With your new voice your new council your new power

you will meet the strangers with a new power

you will make your terms known you will make them listen

you will tell them what must be done.

A vision, a new vision in the smoke of cedar and sage.

Many lodges their were a great village,

It is filled from east to west from north to south.

It is filled with the People, all the People they have come together.

All manner of lodges I see, lodges of wood, of earth, of skins. The lodges of all the Peoples.

They are set up in the great circle.

They are set up in a sacred circle.

It is a great village you cannot walk around it it is too far.

In the center I saw it.

A lodge, a sacred lodge.

All the grandfathers were there.

They are mounted on horses.

The animals all the animals are there.

Come inside they cried out.

Come and take council together.

Do not wait, do not delay,

think of the people at home who depend on you.

Let the drummers make music!

Let the dancers come forward!

Let the flutes play, bring out the singers, shake the rattles.

Bring forth the medicine, the pipes, the sacred pipes.

Come into the lodge sit together and smoke.

Let us talk and share council.

We will teach you our vision the sacred vision.

We will give you power the sacred power.

When they said this the horses neighed.

They neighed and their voices were loud and ground shook with it.

The sacred earth trembled with their power.

All the animals cried out and begin to dance.

They cried out with joy, “They will seek us again and we will give them power.”

The villages will grow, the nations will be strong again!

They will become one voice, a might voice for their Peoples.

All others will know the People have risen again. The Peoples have found their voice,

they have found their vision, they have found their power.

Others will say, we must listen to the Peoples.

We must respect them. We were mistaken they are not a nation of children, they are

a nation of warriors a nation of power a nation with vision.

The grandfathers cried one last thing:

Do not forget us, do not fail to hear us.

If you do it will be a long time til we come again.

Come brothers hear us. Without vision the People perish,

Without power they fade away, without a voice they are not heard.

We will teach you

We will teach you

We will teach you the sacred way.

Double Spring Community founded late 1700’s

The following few pics are from a scouting trip and serve as introduction to a small little community in the mountains of Tennessee with a lot of history. Stay tuned for some more pics as I explore the area and learn more of its history.

The double springs for which the community was named are still there near the John Jones house one of the old pioneer families. The double springs were used by Cherokee and other Native Americans and used against them when Colonel William Christian camped there using the springs as his base in a campaign against the Cherokee who allied with the British during the American Revolution October 1-4 1776. He also made one of the first peace treaties between the Cherokee and settlers on the Long Island of the Huston River nearby in Tennessee.  He went on to found with his wife Ft William which protected Louisville KY from Native American raids and in 1785 settled on land awarded for his service in the Revolution He only enjoyed his land for a year before being killed in action against the Wabash Indians in 1786. Across from his campsite is the Double Spring Missionary Baptist Church founded in 1786 to serve the settlers already living there in this very old community just a few miles from my house. Below is a picture of the church with its unique bell tower.

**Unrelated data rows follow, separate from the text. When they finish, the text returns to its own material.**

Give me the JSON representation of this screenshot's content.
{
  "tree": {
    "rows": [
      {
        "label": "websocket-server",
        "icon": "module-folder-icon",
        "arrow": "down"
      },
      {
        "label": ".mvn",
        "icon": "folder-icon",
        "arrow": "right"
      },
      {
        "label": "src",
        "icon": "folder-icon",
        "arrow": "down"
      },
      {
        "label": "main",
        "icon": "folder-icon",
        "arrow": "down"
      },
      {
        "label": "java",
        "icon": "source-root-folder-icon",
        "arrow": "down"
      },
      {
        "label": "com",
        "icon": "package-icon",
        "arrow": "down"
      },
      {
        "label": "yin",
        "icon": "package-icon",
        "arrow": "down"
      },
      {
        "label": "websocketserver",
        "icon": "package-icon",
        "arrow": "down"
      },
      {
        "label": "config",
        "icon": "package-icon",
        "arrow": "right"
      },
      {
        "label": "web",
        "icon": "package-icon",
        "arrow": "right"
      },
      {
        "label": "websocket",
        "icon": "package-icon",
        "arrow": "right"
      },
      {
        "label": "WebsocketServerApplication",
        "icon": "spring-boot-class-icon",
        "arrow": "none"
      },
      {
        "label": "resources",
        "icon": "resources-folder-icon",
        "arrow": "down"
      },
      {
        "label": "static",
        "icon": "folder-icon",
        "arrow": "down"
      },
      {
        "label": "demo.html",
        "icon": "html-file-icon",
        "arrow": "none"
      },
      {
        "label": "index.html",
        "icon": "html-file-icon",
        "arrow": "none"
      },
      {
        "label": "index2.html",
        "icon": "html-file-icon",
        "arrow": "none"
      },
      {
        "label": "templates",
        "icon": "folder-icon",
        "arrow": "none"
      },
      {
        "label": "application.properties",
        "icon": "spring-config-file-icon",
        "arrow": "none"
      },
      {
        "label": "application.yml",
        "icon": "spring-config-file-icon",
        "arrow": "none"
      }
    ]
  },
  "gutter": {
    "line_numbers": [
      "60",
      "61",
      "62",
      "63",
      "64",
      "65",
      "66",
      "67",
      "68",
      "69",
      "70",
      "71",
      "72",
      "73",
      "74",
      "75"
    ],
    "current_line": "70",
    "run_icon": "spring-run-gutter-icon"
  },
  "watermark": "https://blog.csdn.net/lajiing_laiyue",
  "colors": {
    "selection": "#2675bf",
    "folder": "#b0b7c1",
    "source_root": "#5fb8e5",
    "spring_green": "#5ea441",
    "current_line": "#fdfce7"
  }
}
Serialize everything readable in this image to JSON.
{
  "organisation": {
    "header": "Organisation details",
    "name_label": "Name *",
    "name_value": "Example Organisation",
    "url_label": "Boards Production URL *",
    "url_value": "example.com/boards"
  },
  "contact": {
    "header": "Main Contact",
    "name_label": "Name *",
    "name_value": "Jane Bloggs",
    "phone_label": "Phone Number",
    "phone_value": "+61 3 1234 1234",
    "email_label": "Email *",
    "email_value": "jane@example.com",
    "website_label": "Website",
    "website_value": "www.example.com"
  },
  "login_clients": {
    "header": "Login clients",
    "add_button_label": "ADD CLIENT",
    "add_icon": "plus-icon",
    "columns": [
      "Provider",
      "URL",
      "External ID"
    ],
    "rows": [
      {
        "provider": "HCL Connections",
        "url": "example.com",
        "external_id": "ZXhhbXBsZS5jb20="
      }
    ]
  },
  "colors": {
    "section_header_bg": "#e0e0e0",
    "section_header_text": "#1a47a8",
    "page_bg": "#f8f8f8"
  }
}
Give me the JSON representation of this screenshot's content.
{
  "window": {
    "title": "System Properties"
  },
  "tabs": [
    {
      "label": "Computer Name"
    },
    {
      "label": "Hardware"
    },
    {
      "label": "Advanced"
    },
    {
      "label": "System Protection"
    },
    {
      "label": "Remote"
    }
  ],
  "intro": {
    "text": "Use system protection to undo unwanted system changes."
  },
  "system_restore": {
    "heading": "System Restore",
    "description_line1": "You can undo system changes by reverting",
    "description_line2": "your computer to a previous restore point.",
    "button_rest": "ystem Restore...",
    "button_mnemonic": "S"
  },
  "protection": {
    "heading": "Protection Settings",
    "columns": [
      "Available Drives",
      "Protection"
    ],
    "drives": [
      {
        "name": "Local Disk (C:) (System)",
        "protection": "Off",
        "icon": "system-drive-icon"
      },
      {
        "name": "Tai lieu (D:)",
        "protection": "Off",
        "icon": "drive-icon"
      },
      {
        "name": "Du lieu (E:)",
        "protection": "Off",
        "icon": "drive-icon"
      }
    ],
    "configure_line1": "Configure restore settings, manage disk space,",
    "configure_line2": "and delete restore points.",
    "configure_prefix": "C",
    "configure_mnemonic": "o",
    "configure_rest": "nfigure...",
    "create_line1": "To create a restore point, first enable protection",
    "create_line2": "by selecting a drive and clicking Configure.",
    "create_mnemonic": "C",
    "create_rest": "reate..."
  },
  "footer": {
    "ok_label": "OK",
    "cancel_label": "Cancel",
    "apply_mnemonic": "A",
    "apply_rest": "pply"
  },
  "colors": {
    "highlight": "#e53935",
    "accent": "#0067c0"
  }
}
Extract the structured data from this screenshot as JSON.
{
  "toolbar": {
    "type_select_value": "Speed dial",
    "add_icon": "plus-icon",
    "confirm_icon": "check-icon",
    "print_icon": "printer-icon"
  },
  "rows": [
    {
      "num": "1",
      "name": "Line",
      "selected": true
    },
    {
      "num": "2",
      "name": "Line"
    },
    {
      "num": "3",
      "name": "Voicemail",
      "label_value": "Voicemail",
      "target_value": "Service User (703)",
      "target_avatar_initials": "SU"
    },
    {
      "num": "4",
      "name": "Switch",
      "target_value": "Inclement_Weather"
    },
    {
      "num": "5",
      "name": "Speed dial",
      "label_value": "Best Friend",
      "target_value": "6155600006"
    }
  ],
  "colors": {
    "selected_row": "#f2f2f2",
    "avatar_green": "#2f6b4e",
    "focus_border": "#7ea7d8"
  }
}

Following are two scenes one of a ranch and a second of a small farm little changed from pioneer days.